A decade has passed since the Soldier Field renovation was completed.
The propriety (and $600 million expense) of putting a new seating bowl half-way down into the confines of the neo-classical stadium made the project one of the most hotly-debated public projects of a generation or more. So much so, comparatively few back then noticed the redesign also meant the outright demolition of the Chicago Park District Administration Building, an unusual pre-War modernist structure designed by architects Holabird & Root.
Built in 1939 for the then-new park district, the long, four-story limestone building, 425 E. McFetridge Dr., abutted Soldier Field’s northern edge, as the image above shows.
The vanished building is worth a revisit. The old headquarters, with its strong WPA modern design and European modernist inflections, was unusual for Chicago—if only because so little on that scale was built here in the 1930s. The building lives on, thanks to a compelling set of Historic American Building Survey images on the Library of Congress website. The photos accompanying this piece come from there.
Here’s a photo of the lobby during the building’s final years. You can get sense of the building’s modernity with the circular recessed lights and the marble walls:
The open staircase, with its minimalist, curved railings…nice:
And look at this enclosed garden out back, with seating, located outside the building’s basement dining hall:
Here’s the park district board room:
And here’s a photo taken from the roof of the Field Museum showing the building and the stadium—pre-renovations—behind it:
The administration building was in sad shape in its last years. The park district estimated it would have then $20 million to fix up the old building—and that was in the mid-1990s.

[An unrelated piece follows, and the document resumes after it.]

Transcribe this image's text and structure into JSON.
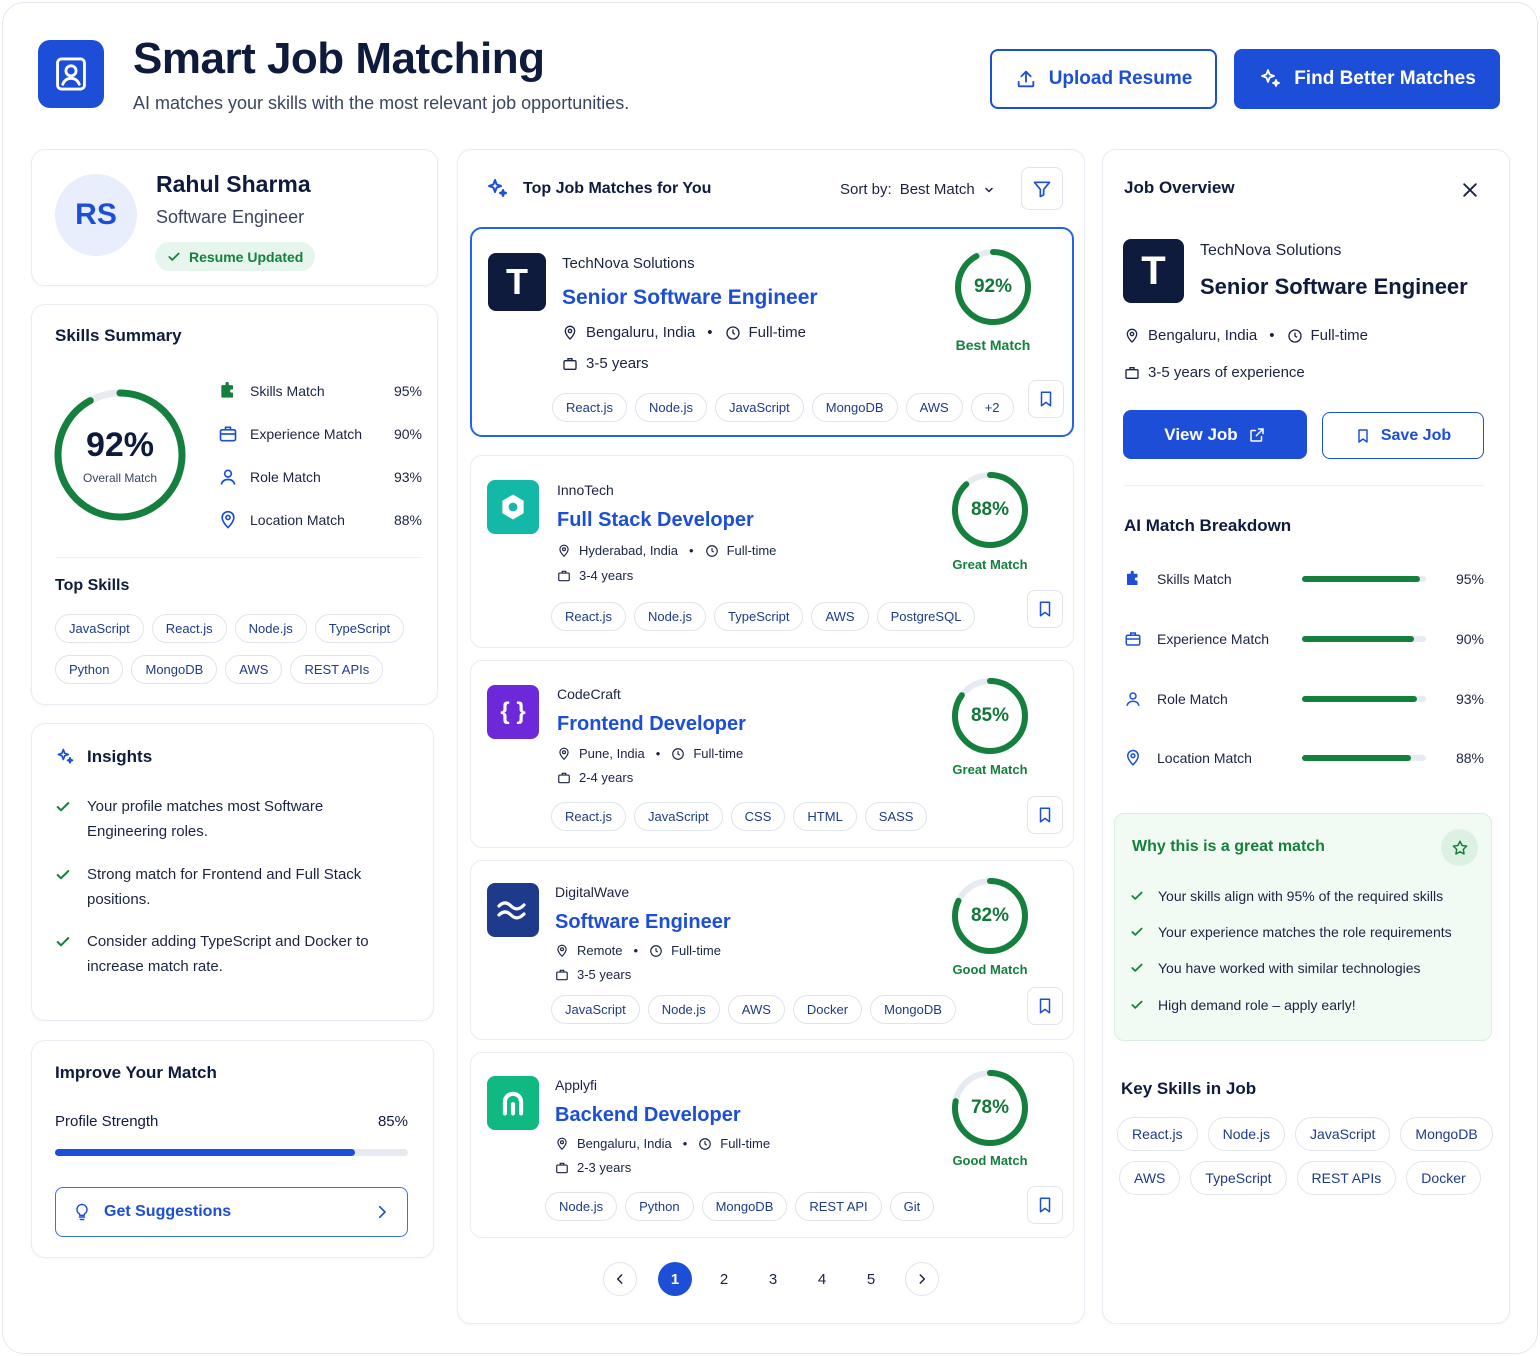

It was demolished in 2001 and the agency took up residence, as renters, at 541 N. Fairbanks.